Anyway, that set the team back in a huge way, not to mention they already probably knew that their first AC72 was going to be a Dodo boat before it even hit the water. Worse still, it was painted red! Bad luck in the America's Cup.
Second and the same team, Artemis had a structure failure during a load tow test, before the new wing sail was even attached. In response at the time to concerns that their AC72 program was struggling to get out of the gate, then-skipper Hutchinson responded that the team, "hasn't gone without its hiccups. We went out and we were going through certain procedures of structural testing. While we were out we made a bit of a mental mistake and broke a couple of things. We had to go back and fix them.
"We are getting issues on the new boat sorted out right now," said Hutchinson at the time. "We're exploring new territory here. In actuality, it's going to be like putting people on the moon."
Third and right after Oracle Racing USA put their new "black bat cat" on the water, they had a "foil" failure in or around the South Bay in moderate sailing conditions at the time that put the boat back in the shop for several weeks, before the team fashioned a new foil from the team's now antiquated trimaran.
Fourth, by now the writing is on the wall, not the urban graffiti that definitely catches your eye on the subway, but not exactly the fine print either. Oracle 17 went out in challenging conditions and at the end of a long day of practice attempted a risky bear-away maneuver against a strong ebb tide digging their hulls well into and under the water. The boat pitched forward in almost slow motion allowing the crew precious seconds to save themselves, before $8 million went floating out to sea destroying the wing sail in the process.
Thankfully no one was seriously hurt and maybe that was the problem to date. If someone had gotten critically injured maybe the teams and the organizers would have taken a good look in the mirror, sat down last November, to look at some safety recommendations. Again, in hindsight it is easier to look back than it is to look forward sometimes.
Which brings us to the here and now with many elements of the America's Cup races on the precipice and an astounding silly season of accusations flying back and forth between usually deadpan serious guys, who have now resorted to name calling and character attacks.
If not for the accident on May 9 that claimed the life of Andrew Simpson, most of this would be folly, but no actions or words of rhetoric can ever replace what was lost. To date, the accident remains a mystery to most, but that boat had some structural issues that possibly could have contributed to the way the incident unfolded.
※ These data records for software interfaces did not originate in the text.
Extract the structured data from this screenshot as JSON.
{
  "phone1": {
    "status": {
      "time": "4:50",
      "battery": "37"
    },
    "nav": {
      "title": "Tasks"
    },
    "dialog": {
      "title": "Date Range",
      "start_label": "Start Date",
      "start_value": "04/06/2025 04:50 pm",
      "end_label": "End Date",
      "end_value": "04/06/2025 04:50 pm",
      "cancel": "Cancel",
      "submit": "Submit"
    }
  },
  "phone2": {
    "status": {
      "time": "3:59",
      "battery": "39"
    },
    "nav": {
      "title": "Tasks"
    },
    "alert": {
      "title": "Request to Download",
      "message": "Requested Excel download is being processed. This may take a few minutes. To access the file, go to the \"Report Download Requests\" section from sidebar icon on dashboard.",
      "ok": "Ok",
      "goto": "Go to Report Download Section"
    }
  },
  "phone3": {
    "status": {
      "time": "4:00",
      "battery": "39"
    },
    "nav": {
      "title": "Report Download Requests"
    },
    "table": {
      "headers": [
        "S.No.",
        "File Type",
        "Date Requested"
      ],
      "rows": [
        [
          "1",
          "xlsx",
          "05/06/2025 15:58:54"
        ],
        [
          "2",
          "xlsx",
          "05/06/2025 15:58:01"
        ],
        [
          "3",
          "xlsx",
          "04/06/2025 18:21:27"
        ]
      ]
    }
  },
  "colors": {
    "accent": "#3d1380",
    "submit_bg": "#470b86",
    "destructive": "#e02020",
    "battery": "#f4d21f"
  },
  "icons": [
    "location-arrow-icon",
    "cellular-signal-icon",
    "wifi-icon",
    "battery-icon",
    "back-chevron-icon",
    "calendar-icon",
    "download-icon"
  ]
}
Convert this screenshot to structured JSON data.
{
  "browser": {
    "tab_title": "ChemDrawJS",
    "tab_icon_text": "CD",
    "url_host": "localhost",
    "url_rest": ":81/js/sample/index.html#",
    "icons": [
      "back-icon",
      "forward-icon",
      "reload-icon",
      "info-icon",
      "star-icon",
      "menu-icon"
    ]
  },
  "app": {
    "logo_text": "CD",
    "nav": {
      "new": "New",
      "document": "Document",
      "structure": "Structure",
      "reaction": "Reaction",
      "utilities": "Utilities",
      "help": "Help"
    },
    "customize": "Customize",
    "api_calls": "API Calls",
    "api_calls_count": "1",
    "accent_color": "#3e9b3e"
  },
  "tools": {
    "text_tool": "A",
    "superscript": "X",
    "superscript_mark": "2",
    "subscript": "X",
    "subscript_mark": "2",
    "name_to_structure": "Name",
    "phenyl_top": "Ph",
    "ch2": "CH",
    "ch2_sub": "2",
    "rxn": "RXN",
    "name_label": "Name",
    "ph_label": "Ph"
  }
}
So every time from here on out that one of the AC72's looks like it's going to just take off, or every time the bows dig into the water for more than a momentary moment, or anytime the boats twitch, turn or tumble, we will hold our breaths, sweaty palms and all hoping, praying that the remainder of the 34th America's Cup will be safe and sound for all the teams.
I hope to hear from you: mark@yachtsman magazine.com.